If you look at the rolethis man in the turmoil of troubled times, he was not ready to play the role of leader. The life he longed for was the quiet existence of a scientist. He was always solitary, timid and moderate. Prudent and peaceful, with a pious mind and a deeply religious upbringing, he never lost his attachment to the Catholic Church and to many of its ceremonies. That is why he sought to keep the peace for as long as possible.
Melanchthon gained a reputation as a religious reformer, which somewhat damaged his academic career.
Apologizing for "Confession"
The alliance between the two minds of Luther and Melanchthon who shaped the Lutheran reform is interesting to explore as they were unequal associates. "Apostle of the Poor and Simple" vs. "Apostle of Higher Education"; a pilgrim going to his God through clouds of demons and temptations, against a moderate disciple of the truth; coarse peasant manners versus gentle politeness…
On what did the friendship of such different people, with different views on religious topics, rest? Luther uncompromisingly fought against Catholicism and Zwinglianism, and his friend Philip was always ready for a compromise, seeking to balance the disturbed unity of the Church…
An important document in the history of Lutheranism was Melanchthon's apology for the "Augsburg Confession" (1531). He was accused of being willing to compromise with the Catholic Church. However, Melanchthon claimed to knowabout how people condemn his moderation, but you can not listen to the noise of many people. We must work for the world and the future. It will be a great blessing for everyone if unity is achieved.
Mediatorial role in theology
After the death of Martin Luther, Philip becomes the head of the reform movement in Germany and the Evangelical Church in Saxony.

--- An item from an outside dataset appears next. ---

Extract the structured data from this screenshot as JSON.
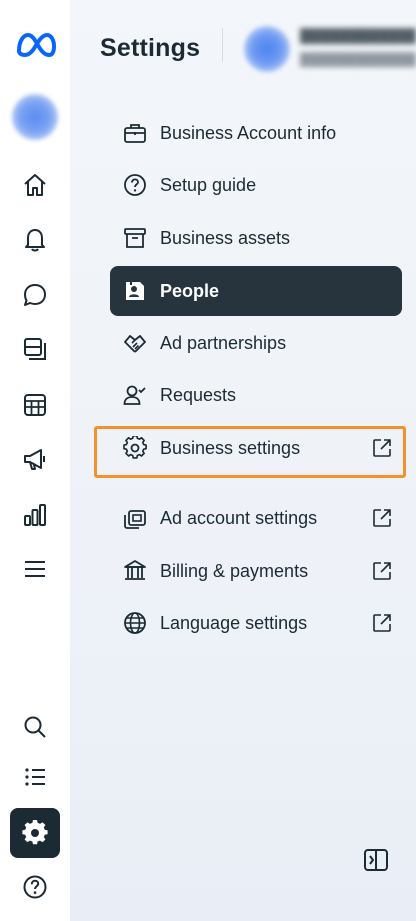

But, no matter how much he wanted to reconcile the Catholic Church with representatives of the radical wing of the Reformation, sharp criticism poured from both sides, and did not stop until his death.
Melanchthon fulfills the mission of a mediator between the positions of the Lutherans, conducts a dialogue with the Catholic Church, enters into relations with representatives of the Orthodox Church. He sent the text of the "Augsburg Confession" translated by him into Greek to the Patriarch of Constantinople, thereby believing that he would start a dialogue between Lutheran and Orthodox theologians.
The Roman Catholic Church saw the Reformation as a threat to its own influence and creates, as the main means of combating it, the Inquisition. The counter-reformation is led by the Jesuit order. Philipp Melanchthon at the same time (1845-1548) was preparing the texts of the Augsburg and Leipig interims - temporary church rites, for the rapprochement of Protestants with Catholics. In 1557 he takes part in the Second Confessional Debate at Worms and Heidelberg (on the reform of the university).
Philip's wife died in October 1557. Not for longPhilip lived after her death. The heart of the great reformer stopped beating on April 19, 1560. Melanchthon was buried in the castle church of Wittenberg, next to the grave of his friend Martin Luther.